Trombonist Roger Marks has been a fixture in the British trad/swing scene since at least the late 1970s when he worked with cornetist Rod Mason’s hot band. He began leading his own albums in the late 1980s. While he recorded a duet album with pianist Craig Milverton in the 1990s and made three albums with his Mainstreamers (a trumpetless quintet), most of his recordings have had a fairly conventional instrumentation.
Higher Ground is a bit different for it features Marks as part of a quartet that does not include trumpet, piano, or drums. He teams up with clarinetist Pete Allen, banjoist Pete Sumner, and Dave Holdsworth on sousaphone, an unusual group of instrumentalists that manages to sound very much like a full band. Marks and Allen blend together well, Sumner and Holdsworth are so steady that one does not miss the other instruments, and this is a group that can often get quite heated.
Among the more off-beat songs that the band swings are “Lady Of Spain” (fortunately no accordion is in sight), “Maori Farewell,” “Star Of The Country Down,” and “Faithful Hussar” (played by Louis Armstrong in the 1950s and given lyrics by Sumner). Some of the other more memorable performances include “My Old Kentucky Home,” “Streets Of The City” (which has Allen switching to baritone and Holdsworth heard on trumpet), and “White Cliffs Of Dover.” It all works quite well with each of the musicians displaying flexibility, an individual musical personality, and the ability to build up solos and ensembles. The Brass Farthings are well worth discovering.

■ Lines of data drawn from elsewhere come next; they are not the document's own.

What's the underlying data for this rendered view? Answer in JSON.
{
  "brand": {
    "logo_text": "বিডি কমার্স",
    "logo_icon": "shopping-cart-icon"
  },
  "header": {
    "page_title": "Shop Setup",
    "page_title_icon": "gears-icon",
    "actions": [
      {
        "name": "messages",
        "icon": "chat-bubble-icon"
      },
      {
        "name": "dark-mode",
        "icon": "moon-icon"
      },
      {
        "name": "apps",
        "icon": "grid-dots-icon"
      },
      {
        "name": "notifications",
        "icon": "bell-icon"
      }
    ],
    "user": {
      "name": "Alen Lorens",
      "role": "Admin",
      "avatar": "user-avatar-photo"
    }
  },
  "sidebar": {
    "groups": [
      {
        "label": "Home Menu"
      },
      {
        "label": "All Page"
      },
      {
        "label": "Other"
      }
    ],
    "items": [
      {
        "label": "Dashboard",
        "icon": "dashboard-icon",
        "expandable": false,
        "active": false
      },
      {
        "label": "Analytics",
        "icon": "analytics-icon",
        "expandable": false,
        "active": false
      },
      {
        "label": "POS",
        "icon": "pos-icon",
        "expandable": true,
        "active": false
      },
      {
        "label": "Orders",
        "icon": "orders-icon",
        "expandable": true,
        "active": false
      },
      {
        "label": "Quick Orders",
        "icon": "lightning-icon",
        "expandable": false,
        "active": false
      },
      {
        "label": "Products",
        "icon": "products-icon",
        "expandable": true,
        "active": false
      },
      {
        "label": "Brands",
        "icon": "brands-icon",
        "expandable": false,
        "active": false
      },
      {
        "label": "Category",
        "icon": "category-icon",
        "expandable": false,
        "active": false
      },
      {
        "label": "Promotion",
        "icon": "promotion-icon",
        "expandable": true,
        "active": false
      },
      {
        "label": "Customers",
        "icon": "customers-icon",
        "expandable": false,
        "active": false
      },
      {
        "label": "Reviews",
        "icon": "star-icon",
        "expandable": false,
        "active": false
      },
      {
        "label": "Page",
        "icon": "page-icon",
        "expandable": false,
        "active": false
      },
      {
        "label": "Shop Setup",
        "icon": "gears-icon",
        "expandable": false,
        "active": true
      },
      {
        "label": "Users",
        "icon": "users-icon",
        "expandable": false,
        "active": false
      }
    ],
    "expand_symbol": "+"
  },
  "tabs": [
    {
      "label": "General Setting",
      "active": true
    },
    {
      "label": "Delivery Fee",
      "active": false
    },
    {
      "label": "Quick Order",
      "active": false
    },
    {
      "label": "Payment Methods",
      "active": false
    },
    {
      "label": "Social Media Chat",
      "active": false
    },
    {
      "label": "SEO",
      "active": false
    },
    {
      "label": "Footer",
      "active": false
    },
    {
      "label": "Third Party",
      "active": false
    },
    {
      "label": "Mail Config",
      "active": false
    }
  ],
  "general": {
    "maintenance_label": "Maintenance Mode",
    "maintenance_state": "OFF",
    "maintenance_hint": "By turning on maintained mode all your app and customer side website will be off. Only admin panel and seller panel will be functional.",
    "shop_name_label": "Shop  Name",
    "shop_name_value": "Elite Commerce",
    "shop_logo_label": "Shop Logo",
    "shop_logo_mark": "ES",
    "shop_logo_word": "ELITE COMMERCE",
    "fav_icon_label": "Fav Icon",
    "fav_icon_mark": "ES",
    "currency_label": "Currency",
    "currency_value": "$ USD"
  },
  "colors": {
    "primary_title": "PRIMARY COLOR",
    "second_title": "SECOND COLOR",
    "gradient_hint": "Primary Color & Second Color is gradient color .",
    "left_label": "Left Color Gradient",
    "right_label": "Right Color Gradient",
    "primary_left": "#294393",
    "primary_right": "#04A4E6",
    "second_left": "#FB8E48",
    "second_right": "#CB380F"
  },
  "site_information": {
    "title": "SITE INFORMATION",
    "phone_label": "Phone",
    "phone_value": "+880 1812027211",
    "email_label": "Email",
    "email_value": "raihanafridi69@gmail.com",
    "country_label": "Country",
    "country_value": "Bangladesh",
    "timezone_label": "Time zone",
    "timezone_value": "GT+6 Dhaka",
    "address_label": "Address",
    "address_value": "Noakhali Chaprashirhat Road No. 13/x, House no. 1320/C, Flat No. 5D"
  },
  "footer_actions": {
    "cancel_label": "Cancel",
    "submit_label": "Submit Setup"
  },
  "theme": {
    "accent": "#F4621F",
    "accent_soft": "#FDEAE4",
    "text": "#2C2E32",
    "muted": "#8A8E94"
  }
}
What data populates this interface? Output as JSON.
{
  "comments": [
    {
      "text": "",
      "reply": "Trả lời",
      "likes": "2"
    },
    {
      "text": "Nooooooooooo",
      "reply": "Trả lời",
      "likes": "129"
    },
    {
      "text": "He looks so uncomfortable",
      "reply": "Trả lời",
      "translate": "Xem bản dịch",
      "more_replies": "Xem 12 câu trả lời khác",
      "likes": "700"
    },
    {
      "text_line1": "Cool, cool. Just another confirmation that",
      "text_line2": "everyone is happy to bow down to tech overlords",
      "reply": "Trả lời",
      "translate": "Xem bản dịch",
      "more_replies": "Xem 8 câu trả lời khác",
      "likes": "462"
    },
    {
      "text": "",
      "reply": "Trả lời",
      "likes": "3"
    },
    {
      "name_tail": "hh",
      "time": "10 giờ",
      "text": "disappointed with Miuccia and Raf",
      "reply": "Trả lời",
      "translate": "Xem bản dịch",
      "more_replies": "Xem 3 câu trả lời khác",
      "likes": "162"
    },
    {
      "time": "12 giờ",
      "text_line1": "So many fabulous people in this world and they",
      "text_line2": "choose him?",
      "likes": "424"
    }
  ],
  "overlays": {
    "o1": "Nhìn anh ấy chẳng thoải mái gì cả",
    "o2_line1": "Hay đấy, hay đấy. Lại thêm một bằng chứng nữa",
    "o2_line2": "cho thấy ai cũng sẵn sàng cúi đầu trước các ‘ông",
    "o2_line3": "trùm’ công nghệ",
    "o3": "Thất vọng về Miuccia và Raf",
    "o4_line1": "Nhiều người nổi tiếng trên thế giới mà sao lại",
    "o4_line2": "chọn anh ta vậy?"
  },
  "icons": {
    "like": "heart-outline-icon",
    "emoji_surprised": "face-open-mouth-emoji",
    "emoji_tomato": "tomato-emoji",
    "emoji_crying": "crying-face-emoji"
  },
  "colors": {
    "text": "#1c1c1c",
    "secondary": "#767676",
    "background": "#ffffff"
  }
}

Higher Ground (Upbeat URCD 290, 16 selections, TT = 59:34)